Healthcare spending in 2020 is on course to not only be lower than in 2019, but lower than ever recorded, according to an analysis of available data by Kaiser Family Foundation (KFF) experts.
Although the decrease in spending is expected to be modest, this would be the first outright drop in spending on patient care since records started being kept in the 1960s, KFF President Drew Altman noted in a column accompanying the new report.
The decreased spending may have come at the expense of health, Altman added. “We do not know what share of the spending and utilization skipped or delayed because of COVID-19 was necessary or unnecessary. There was a decline in cancer screenings and visits to manage chronic care, but we also do not know if health outcomes suffered.”
Through October, spending for health services decreased by about 2% on an annualized basis compared with the same period in 2019, KFF researchers Cynthia Cox, MPH, and Krutika Amin, PhD, found. Including drug costs, which actually rose during the pandemic, total health costs were down a mere 0.5% from the prior-year period, they said.
Nevertheless, they pointed out, “Any decrease in health spending would be historic, as health costs tend to rise faster than inflation and have even grown during past periods of economic downturn.”
One source of KFF’s data is the Quarterly Services Survey (QSS) of the US Census Bureau. According to that survey, health services costs grew 0.3% in Q1 2020 compared with the first quarter of 2019. In the second quarter of 2020 — when the coronavirus took hold in the US — health spending plunged 8.6% compared with Q2 2019. And in the third quarter of 2020, spending rose 1.3% from the prior-year period.
Overall, health services revenue fell 2.4% through September 30 compared with the same period in 2019. In contrast, health services revenue increased by 5% in 2019 over 2018. Again, this data does not include pharmaceutical sales.
Another Gauge of Spending
The researchers also looked at the personal consumption expenditure (PCE) data from the Bureau of Economic Analysis, a unit of the US Department of Commerce.
This data, which is published monthly on an annualized basis, shows that spending on health services was down sharply in spring 2020. At its nadir in April, personal healthcare spending was down by 31.9% on an annualized basis. But spending rebounded and, by October, had decreased just 1.7% from the previous year.
In contrast, the PCE data shows, spending on pharmaceuticals and other medical products was up 6.3% year-over-year as of October 2020. “Prescription drug revenue has not suffered from the pandemic the way health services revenue has, as the latter fell largely due to social distancing and the delay or cancelation of elective procedures,” the report notes.
Impact Differs by Industry Sector
The QSS analysis indicated that some healthcare sectors were hit harder by the pandemic than others. While there was a 2.4% decline in spending on all health services, physician offices saw a 4% drop and outpatient care centers experienced a 4.7% decrease in spending.

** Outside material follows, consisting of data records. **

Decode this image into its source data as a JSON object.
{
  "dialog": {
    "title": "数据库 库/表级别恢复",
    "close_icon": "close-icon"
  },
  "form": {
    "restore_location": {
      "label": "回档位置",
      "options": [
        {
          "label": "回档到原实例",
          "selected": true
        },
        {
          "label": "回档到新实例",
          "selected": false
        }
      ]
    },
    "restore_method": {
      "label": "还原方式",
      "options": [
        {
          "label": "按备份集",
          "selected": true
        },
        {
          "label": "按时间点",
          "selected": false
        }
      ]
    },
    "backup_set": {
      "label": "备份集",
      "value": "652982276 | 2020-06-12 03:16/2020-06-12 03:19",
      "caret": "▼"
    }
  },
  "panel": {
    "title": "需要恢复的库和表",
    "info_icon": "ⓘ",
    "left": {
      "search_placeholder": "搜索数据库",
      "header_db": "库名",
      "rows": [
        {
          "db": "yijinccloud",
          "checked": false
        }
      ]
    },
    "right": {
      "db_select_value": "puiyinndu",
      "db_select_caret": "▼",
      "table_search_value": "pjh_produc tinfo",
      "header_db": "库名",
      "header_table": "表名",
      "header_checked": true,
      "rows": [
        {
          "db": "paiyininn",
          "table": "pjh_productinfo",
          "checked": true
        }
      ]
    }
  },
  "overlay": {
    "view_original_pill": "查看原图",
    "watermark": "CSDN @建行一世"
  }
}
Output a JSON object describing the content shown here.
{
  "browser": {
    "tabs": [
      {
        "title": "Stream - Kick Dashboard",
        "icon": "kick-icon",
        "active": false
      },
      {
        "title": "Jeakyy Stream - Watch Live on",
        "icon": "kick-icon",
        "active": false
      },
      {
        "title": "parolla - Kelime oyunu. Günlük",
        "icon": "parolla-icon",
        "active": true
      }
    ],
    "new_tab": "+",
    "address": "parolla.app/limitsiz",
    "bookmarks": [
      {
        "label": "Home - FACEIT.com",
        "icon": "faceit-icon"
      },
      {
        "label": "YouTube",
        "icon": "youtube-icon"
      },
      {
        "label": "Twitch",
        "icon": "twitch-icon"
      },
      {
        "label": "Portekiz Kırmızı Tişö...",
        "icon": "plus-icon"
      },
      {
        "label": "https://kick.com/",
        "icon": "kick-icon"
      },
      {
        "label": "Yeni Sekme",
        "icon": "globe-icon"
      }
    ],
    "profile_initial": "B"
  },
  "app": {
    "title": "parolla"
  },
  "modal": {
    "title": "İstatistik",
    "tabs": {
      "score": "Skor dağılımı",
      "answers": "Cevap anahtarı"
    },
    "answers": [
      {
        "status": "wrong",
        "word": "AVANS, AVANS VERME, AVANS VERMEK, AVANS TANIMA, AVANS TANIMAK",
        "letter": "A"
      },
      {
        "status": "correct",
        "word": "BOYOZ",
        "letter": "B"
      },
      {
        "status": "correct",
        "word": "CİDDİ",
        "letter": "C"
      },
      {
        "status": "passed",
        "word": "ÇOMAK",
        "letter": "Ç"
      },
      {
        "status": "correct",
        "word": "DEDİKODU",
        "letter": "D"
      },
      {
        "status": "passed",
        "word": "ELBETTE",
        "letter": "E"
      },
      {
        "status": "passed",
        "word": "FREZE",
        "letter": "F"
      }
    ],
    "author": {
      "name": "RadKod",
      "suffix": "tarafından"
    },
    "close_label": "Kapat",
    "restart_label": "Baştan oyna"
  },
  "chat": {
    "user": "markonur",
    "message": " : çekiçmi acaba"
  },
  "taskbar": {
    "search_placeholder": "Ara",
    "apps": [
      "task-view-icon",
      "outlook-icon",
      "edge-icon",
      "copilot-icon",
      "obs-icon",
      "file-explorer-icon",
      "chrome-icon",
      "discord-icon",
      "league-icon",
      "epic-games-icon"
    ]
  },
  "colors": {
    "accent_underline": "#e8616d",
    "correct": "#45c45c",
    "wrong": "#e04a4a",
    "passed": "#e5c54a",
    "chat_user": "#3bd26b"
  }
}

Hospital revenue was down 5.5% in the second quarter of 2020, largely because of the cancellation of many elective procedures, but it bounced back in Q3, rising 2.9% over the previous year. For the first three quarters of 2020, hospital revenue was down only 1.7% compared with the same period in 2019.
Spending on medical and diagnostic laboratories, similarly, dropped 14.6% in the second quarter. But as COVID-19 testing became more widely available in the third quarter, lab spending jumped 22.2% compared with the prior-year period. On balance, lab revenue was up 1.2% for the first three quarters of 2020, compared with the same time period in 2019.
Nursing homes saw a more substantial increase in spending. For the first three quarters of 2020, their revenue grew 4.5%. The researchers did not explain why.
Early in the pandemic, the report notes, there was a huge drop in the number of cancer screenings. A follow-up analysis by the Epic Health Research Network, which includes users of the Epic EHR, found that there have been an estimated 285,000 missed breast cancer screenings, 95,000 missed colon cancer screenings, and 40,000 missed cervical cancer screenings so far in 2020.
Telemedicine Is Down
As noted elsewhere, the report shows that telemedicine use has increased during the pandemic, but not enough to offset the decline in outpatient office visits.
According to the latest office visit survey by Harvard University, the Commonwealth Fund, and Phreesia, telemedicine visits in November represented just over 6% of all patient encounters, less than half of what they were last May.
Overall, this survey finds, the number of office visits has returned to its level previous to the pandemic. However, pediatric visits are still far below the prepandemic baseline, whereas visits by Medicare patients are above the baseline.
Dermatologists, urologists, and adult primary care doctors are also seeing more patients than they were at this time last year. But some other specialties are experiencing lower visit levels, as are smaller primary care practices.